Return the lines below that contain "Enables".

_ _ _ _

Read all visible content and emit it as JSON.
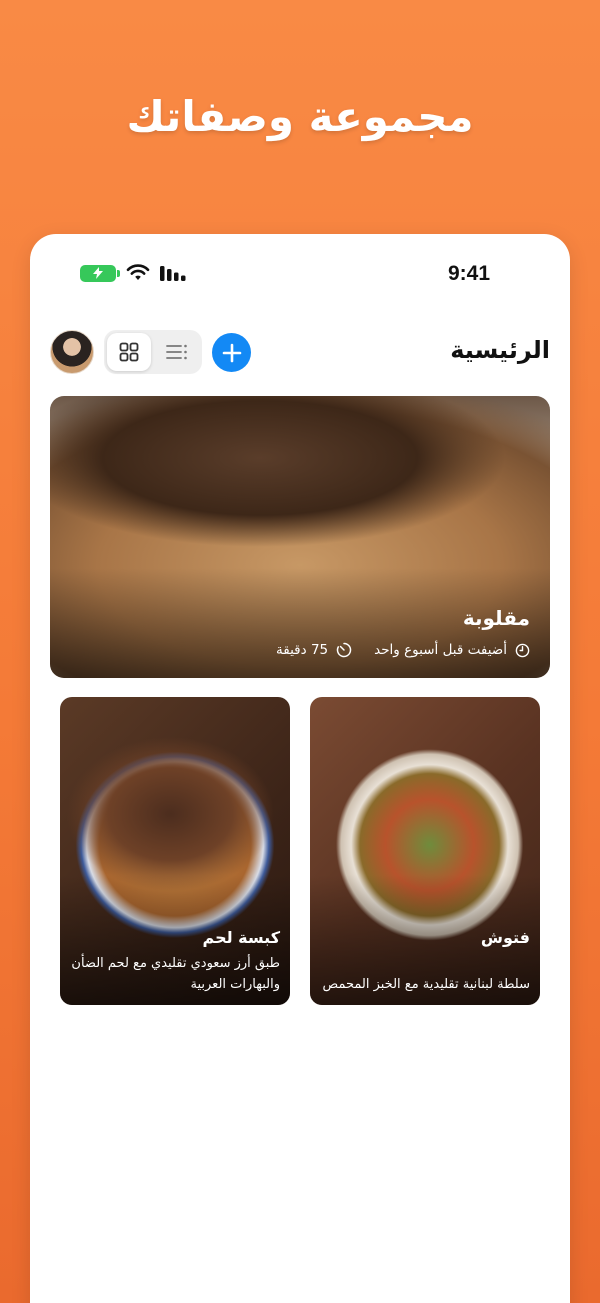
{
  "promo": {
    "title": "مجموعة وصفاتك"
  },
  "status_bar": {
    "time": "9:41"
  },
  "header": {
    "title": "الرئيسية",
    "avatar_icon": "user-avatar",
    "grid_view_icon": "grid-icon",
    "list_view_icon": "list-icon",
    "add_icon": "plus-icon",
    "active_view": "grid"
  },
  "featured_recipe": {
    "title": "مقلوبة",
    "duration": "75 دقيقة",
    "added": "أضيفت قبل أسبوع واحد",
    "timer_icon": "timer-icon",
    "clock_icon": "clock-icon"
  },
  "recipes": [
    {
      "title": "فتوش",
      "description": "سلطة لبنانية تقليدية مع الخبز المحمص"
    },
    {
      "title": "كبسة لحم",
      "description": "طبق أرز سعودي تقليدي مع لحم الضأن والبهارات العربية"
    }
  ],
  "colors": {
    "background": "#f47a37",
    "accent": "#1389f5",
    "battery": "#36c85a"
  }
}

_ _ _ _

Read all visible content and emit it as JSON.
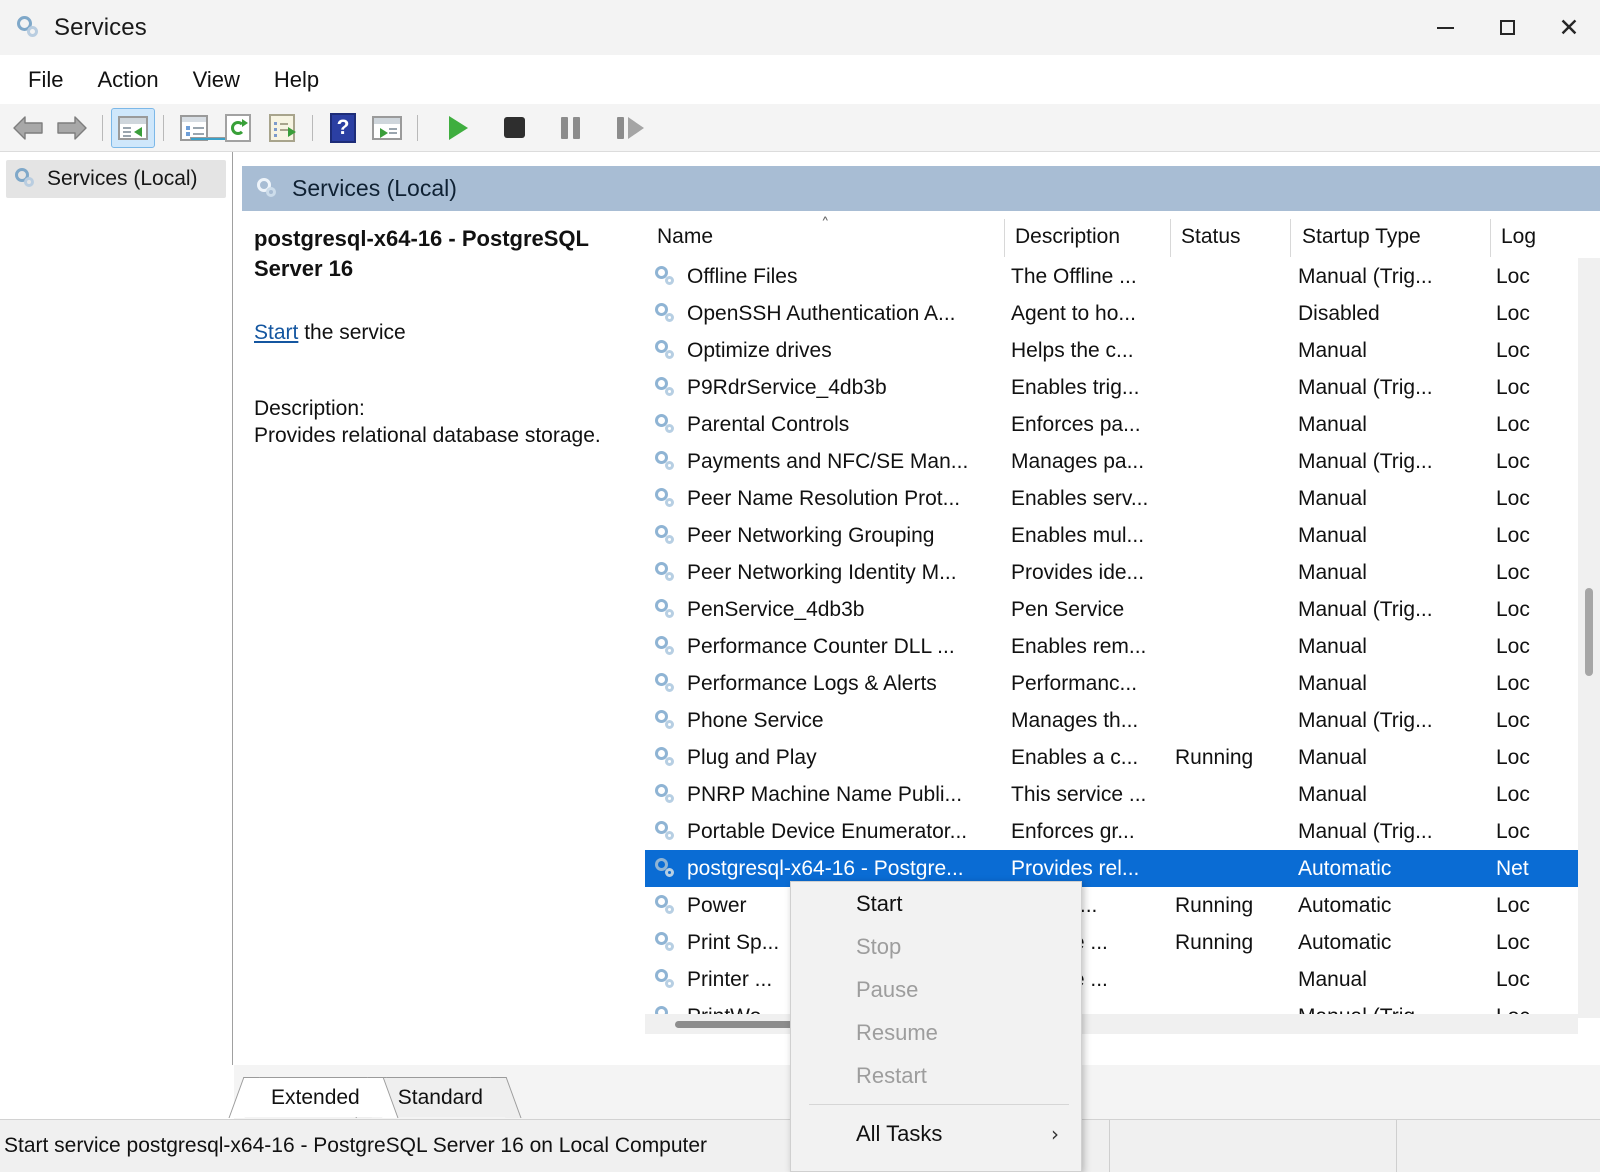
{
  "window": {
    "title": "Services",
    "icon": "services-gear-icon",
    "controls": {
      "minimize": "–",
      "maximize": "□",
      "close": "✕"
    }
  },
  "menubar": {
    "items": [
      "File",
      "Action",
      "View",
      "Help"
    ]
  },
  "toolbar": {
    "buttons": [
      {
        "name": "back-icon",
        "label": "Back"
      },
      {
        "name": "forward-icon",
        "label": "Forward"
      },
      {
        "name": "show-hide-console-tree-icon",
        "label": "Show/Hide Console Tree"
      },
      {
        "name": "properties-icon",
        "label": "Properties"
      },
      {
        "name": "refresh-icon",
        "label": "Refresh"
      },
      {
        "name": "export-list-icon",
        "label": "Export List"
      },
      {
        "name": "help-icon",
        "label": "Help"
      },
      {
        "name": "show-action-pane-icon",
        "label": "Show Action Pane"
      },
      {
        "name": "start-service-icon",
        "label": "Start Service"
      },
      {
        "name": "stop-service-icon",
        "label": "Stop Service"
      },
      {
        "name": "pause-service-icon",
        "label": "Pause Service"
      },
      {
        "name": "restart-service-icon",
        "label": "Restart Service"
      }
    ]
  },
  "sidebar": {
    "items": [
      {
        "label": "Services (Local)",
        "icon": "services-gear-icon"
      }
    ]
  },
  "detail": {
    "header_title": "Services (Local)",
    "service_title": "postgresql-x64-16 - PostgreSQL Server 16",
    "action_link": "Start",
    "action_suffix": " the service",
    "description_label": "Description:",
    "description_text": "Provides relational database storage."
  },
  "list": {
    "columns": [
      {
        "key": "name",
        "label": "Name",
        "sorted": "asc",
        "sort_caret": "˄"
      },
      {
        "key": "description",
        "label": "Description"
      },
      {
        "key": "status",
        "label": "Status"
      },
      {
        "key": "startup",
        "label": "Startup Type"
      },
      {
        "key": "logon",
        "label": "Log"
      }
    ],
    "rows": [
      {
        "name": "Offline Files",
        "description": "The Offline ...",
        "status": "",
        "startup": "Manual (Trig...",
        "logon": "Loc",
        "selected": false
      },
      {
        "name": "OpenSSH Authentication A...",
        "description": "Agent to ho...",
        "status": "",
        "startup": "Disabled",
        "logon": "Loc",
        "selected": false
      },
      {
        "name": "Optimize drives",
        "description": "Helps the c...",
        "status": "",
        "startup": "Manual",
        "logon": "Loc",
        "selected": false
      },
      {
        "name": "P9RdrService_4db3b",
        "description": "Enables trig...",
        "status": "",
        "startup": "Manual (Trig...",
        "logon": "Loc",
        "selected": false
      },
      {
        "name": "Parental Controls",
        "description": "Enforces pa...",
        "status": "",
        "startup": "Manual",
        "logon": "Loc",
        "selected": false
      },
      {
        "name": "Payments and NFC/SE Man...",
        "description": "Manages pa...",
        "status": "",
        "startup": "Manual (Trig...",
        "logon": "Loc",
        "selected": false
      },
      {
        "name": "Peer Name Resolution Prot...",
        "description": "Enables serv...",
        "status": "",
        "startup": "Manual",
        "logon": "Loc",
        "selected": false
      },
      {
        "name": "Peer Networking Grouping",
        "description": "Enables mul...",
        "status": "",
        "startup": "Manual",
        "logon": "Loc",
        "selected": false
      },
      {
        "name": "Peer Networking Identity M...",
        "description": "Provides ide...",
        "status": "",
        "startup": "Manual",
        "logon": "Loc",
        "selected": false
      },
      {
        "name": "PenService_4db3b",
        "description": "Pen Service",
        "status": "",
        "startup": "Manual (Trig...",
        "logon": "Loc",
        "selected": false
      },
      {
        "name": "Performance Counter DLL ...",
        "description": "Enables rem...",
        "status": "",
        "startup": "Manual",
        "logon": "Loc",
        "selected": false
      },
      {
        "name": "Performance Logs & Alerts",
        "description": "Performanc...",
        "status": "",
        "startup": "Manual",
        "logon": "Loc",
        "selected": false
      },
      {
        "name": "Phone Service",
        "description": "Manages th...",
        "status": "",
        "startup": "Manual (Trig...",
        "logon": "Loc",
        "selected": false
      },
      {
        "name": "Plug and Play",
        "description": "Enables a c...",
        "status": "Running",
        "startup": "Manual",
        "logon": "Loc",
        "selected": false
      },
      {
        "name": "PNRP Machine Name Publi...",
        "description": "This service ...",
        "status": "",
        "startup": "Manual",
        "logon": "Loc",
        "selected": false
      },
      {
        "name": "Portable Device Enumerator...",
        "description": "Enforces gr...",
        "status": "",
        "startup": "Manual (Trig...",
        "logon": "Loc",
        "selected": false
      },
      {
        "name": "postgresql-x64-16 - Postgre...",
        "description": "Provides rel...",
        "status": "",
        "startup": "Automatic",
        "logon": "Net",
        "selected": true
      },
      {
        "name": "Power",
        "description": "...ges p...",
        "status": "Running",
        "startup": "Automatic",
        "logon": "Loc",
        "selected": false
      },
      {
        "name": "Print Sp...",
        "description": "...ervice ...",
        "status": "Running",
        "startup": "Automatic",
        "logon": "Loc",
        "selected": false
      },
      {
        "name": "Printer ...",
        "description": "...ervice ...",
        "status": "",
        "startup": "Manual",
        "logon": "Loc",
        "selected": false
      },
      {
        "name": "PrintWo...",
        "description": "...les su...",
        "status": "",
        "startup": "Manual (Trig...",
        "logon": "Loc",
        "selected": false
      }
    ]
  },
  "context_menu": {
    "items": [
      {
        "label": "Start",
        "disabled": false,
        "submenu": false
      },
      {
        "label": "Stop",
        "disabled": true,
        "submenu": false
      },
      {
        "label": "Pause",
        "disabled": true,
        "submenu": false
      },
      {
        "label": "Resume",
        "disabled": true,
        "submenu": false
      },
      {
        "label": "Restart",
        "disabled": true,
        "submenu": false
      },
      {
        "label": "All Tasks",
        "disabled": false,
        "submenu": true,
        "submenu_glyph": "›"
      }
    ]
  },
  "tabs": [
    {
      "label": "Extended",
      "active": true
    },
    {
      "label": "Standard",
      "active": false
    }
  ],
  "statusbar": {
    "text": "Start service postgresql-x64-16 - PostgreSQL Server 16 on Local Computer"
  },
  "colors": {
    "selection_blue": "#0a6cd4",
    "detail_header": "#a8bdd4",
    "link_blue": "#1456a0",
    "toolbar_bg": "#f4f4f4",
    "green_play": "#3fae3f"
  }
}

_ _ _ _

* [Problem solution]:
        "description": "Enables trig...",
        "description": "Enables serv...",
        "description": "Enables mul...",
        "description": "Enables rem...",
        "description": "Enables a c...",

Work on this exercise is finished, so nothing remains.